Terry Teachout, writing on WSJ.com:
Simon Stone, the resident director of Belvoir St. Theatre, an Australian company, jumped head first into a pail of boiling oil when he took it upon himself to rewrite “Death of a Salesman.” Not only did he cut the play’s epilogue, but he altered the manner in which Willy Loman, Arthur Miller’s protagonist, meets his death. In the original play, Willy dies in a car crash that may or may not have been intentional; in Mr. Stone’s staging, he commits suicide by gassing himself….
Such productions, when done well, can offer fresh and illuminating perspectives on overfamiliar masterpieces — so long as their creators believe in the underlying validity of the original text. But whenever you deviate from that text, you run the risk of twisting, even perverting its meaning….At the same time…I do believe that great works of art can profit from radical reinterpretations that fling conventional wisdom out the window.
The thing I worry about is people who are discovering these classics for the first time. I’ve known several people who’ve gone to see one of these so-called “overfamiliar masterpieces” and told me they couldn’t understand why anyone ever liked them — and then described some inane addition that I had to assure them was crammed in there by someone attempting to “reinterpret” the play.

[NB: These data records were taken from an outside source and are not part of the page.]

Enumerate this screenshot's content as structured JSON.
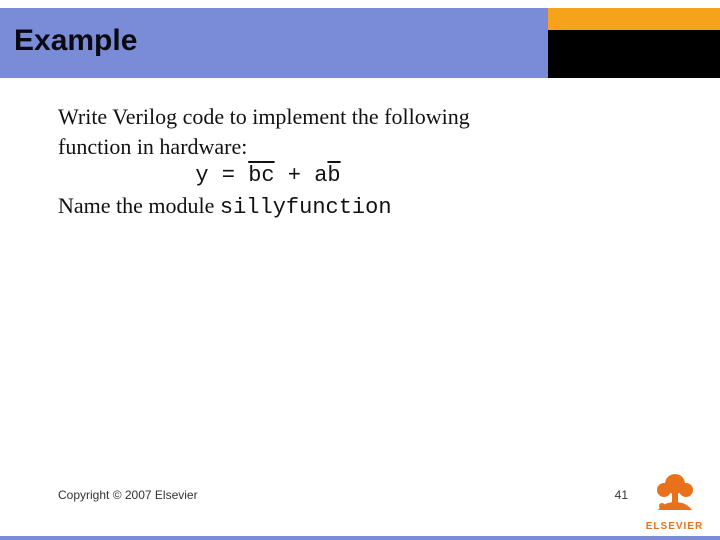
{
  "title": "Example",
  "body": {
    "line1": "Write Verilog code to implement the following",
    "line2": "function in hardware:",
    "eq_lhs": "y = ",
    "eq_term1a": "b",
    "eq_term1b": "c",
    "eq_plus": " + ",
    "eq_term2a": "a",
    "eq_term2b": "b",
    "line3_pre": "Name the module ",
    "line3_code": "sillyfunction"
  },
  "copyright": "Copyright © 2007 Elsevier",
  "page_number": "41",
  "logo": {
    "brand": "ELSEVIER",
    "fill": "#e9711c"
  }
}
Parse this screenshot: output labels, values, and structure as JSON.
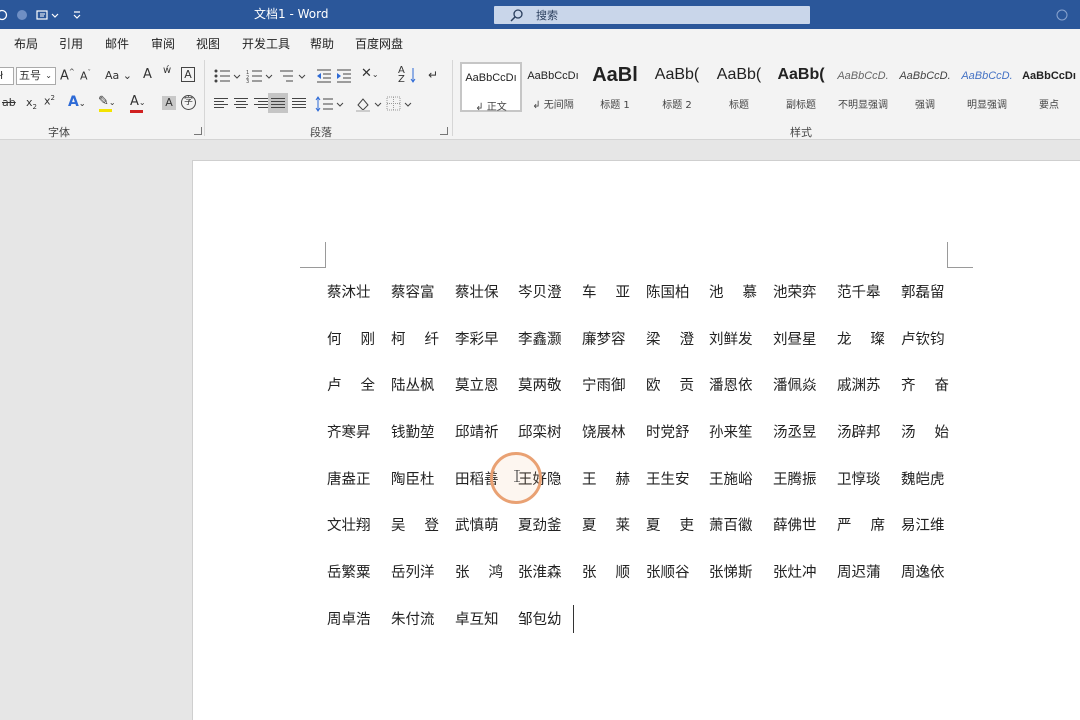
{
  "titlebar": {
    "doc_title": "文档1 - Word",
    "search_placeholder": "搜索",
    "accent": "#2b579a"
  },
  "tabs": [
    "布局",
    "引用",
    "邮件",
    "审阅",
    "视图",
    "开发工具",
    "帮助",
    "百度网盘"
  ],
  "ribbon": {
    "font_size": "五号",
    "groups": {
      "font": "字体",
      "paragraph": "段落",
      "styles": "样式"
    },
    "styles": [
      {
        "sample": "AaBbCcDı",
        "name": "↲ 正文"
      },
      {
        "sample": "AaBbCcDı",
        "name": "↲ 无间隔"
      },
      {
        "sample": "AaBl",
        "name": "标题 1"
      },
      {
        "sample": "AaBb(",
        "name": "标题 2"
      },
      {
        "sample": "AaBb(",
        "name": "标题"
      },
      {
        "sample": "AaBb(",
        "name": "副标题"
      },
      {
        "sample": "AaBbCcD.",
        "name": "不明显强调"
      },
      {
        "sample": "AaBbCcD.",
        "name": "强调"
      },
      {
        "sample": "AaBbCcD.",
        "name": "明显强调"
      },
      {
        "sample": "AaBbCcDı",
        "name": "要点"
      }
    ]
  },
  "document": {
    "rows": [
      [
        "蔡沐壮",
        "蔡容富",
        "蔡壮保",
        "岑贝澄",
        "车亚",
        "陈国柏",
        "池慕",
        "池荣弈",
        "范千皋",
        "郭磊留"
      ],
      [
        "何刚",
        "柯纤",
        "李彩早",
        "李鑫灏",
        "廉梦容",
        "梁澄",
        "刘鲜发",
        "刘昼星",
        "龙璨",
        "卢钦钧"
      ],
      [
        "卢全",
        "陆丛枫",
        "莫立恩",
        "莫两敬",
        "宁雨御",
        "欧贡",
        "潘恩依",
        "潘佩焱",
        "戚渊苏",
        "齐奋"
      ],
      [
        "齐寒昇",
        "钱勤堃",
        "邱靖祈",
        "邱栾树",
        "饶展林",
        "时党舒",
        "孙来笙",
        "汤丞昱",
        "汤辟邦",
        "汤始"
      ],
      [
        "唐盎正",
        "陶臣杜",
        "田稻善",
        "王好隐",
        "王赫",
        "王生安",
        "王施峪",
        "王腾振",
        "卫惇琰",
        "魏皑虎"
      ],
      [
        "文壮翔",
        "吴登",
        "武慎萌",
        "夏劲釜",
        "夏莱",
        "夏吏",
        "萧百徽",
        "薛佛世",
        "严席",
        "易江维"
      ],
      [
        "岳繁粟",
        "岳列洋",
        "张鸿",
        "张淮森",
        "张顺",
        "张顺谷",
        "张悌斯",
        "张灶冲",
        "周迟蒲",
        "周逸依"
      ],
      [
        "周卓浩",
        "朱付流",
        "卓互知",
        "邹包幼"
      ]
    ]
  }
}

You can do a parody of “Citizen Kane” because anyone at any time can go watch the original. You can’t do that with most stage plays. Before a director decides it’s time to make a play new, I hope she’ll stop to think whether the play as written might already be new to most of her audience.